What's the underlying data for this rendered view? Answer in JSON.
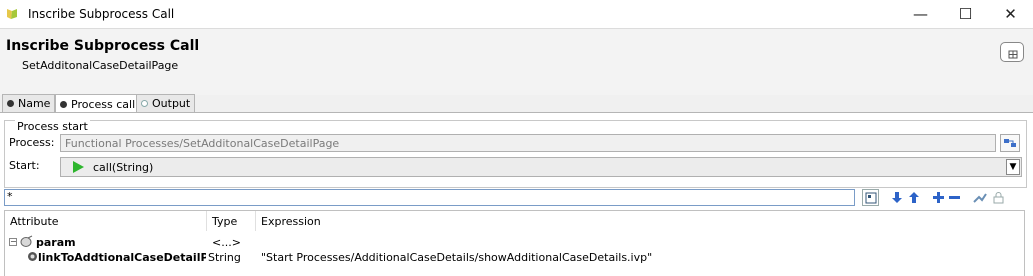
{
  "window": {
    "title": "Inscribe Subprocess Call",
    "minimize": "—",
    "maximize": "☐",
    "close": "✕"
  },
  "header": {
    "title": "Inscribe Subprocess Call",
    "subtitle": "SetAdditonalCaseDetailPage"
  },
  "tabs": [
    {
      "label": "Name",
      "active": false
    },
    {
      "label": "Process call",
      "active": true
    },
    {
      "label": "Output",
      "active": false
    }
  ],
  "process_start": {
    "group_label": "Process start",
    "process_label": "Process:",
    "process_value": "Functional Processes/SetAdditonalCaseDetailPage",
    "start_label": "Start:",
    "start_value": "call(String)"
  },
  "filter": {
    "value": "*"
  },
  "table": {
    "columns": [
      "Attribute",
      "Type",
      "Expression"
    ],
    "rows": [
      {
        "attribute": "param",
        "type": "<...>",
        "expression": ""
      },
      {
        "attribute": "linkToAddtionalCaseDetailPage",
        "type": "String",
        "expression": "\"Start Processes/AdditionalCaseDetails/showAdditionalCaseDetails.ivp\""
      }
    ]
  },
  "colors": {
    "accent": "#2d63c8",
    "play": "#2db52d",
    "window_bg": "#f0f0f0"
  }
}
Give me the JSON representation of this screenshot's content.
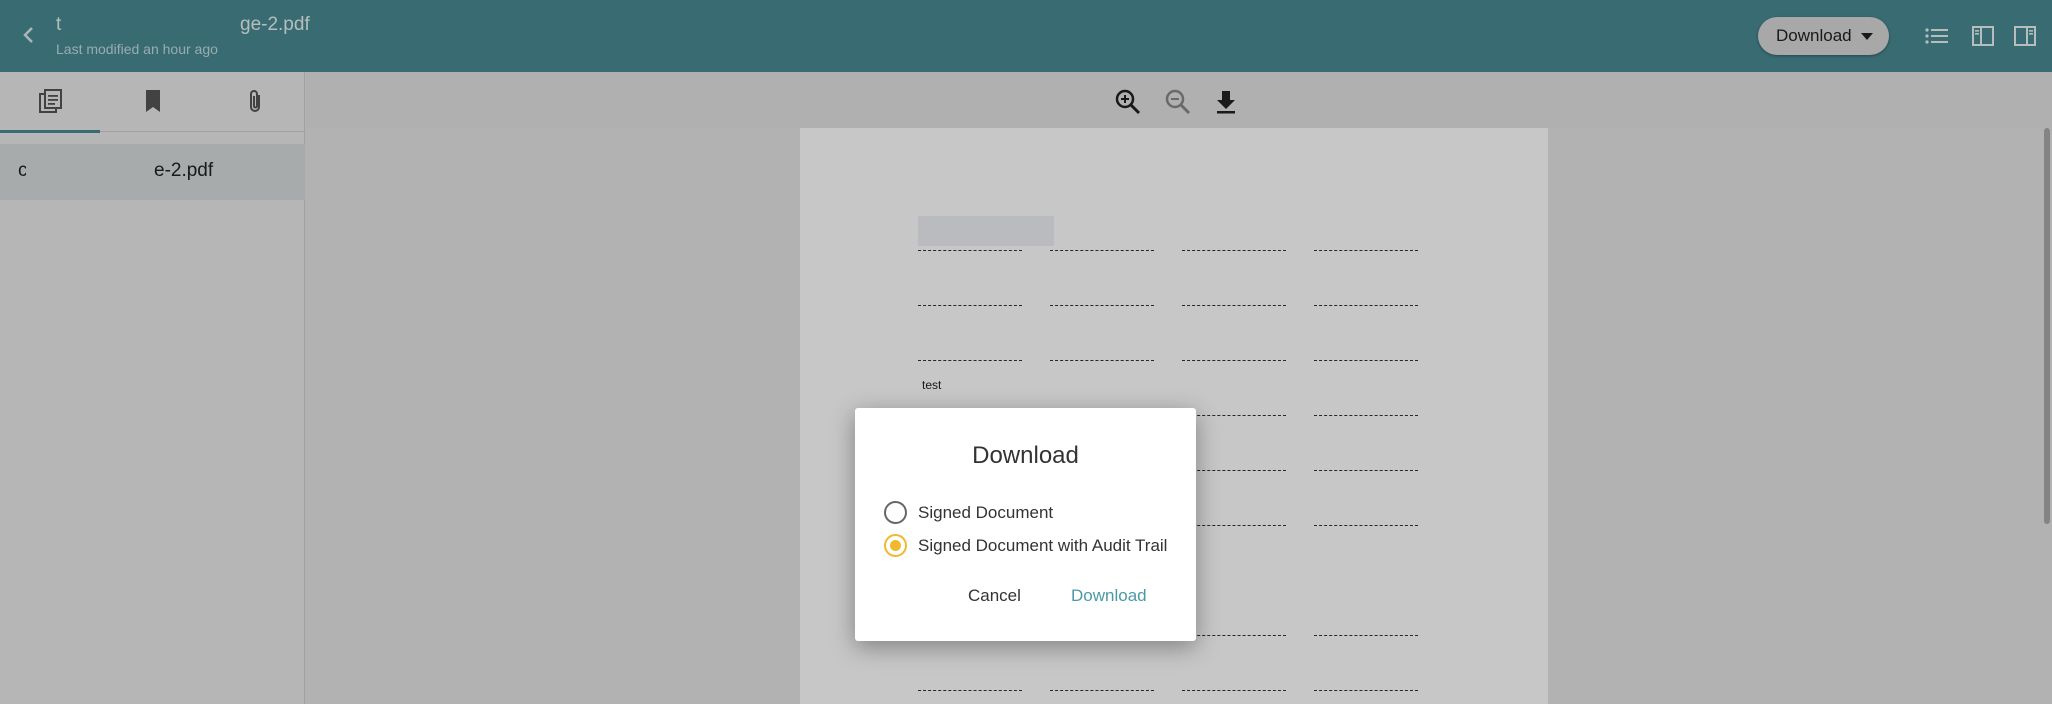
{
  "header": {
    "title_start": "t",
    "title_end": "ge-2.pdf",
    "subtitle": "Last modified an hour ago",
    "download_label": "Download",
    "icons": [
      "back-chevron-icon",
      "list-icon",
      "sidebar-left-icon",
      "sidebar-right-icon"
    ]
  },
  "sidebar": {
    "tabs": [
      {
        "name": "thumbnails",
        "icon": "pages-icon"
      },
      {
        "name": "bookmarks",
        "icon": "bookmark-icon"
      },
      {
        "name": "attachments",
        "icon": "paperclip-icon"
      }
    ],
    "file": {
      "name_start": "c",
      "name_end": "e-2.pdf"
    }
  },
  "toolbar": {
    "icons": [
      "zoom-in-icon",
      "zoom-out-icon",
      "download-icon"
    ]
  },
  "document": {
    "label": "test"
  },
  "dialog": {
    "title": "Download",
    "options": [
      {
        "label": "Signed Document",
        "selected": false
      },
      {
        "label": "Signed Document with Audit Trail",
        "selected": true
      }
    ],
    "cancel_label": "Cancel",
    "download_label": "Download"
  },
  "colors": {
    "header": "#4a8a94",
    "accent": "#f0b92e",
    "link": "#4a9aa6"
  }
}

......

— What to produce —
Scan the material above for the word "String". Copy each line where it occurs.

— Your response —
    "start_value": "call(String)"
        "type": "String",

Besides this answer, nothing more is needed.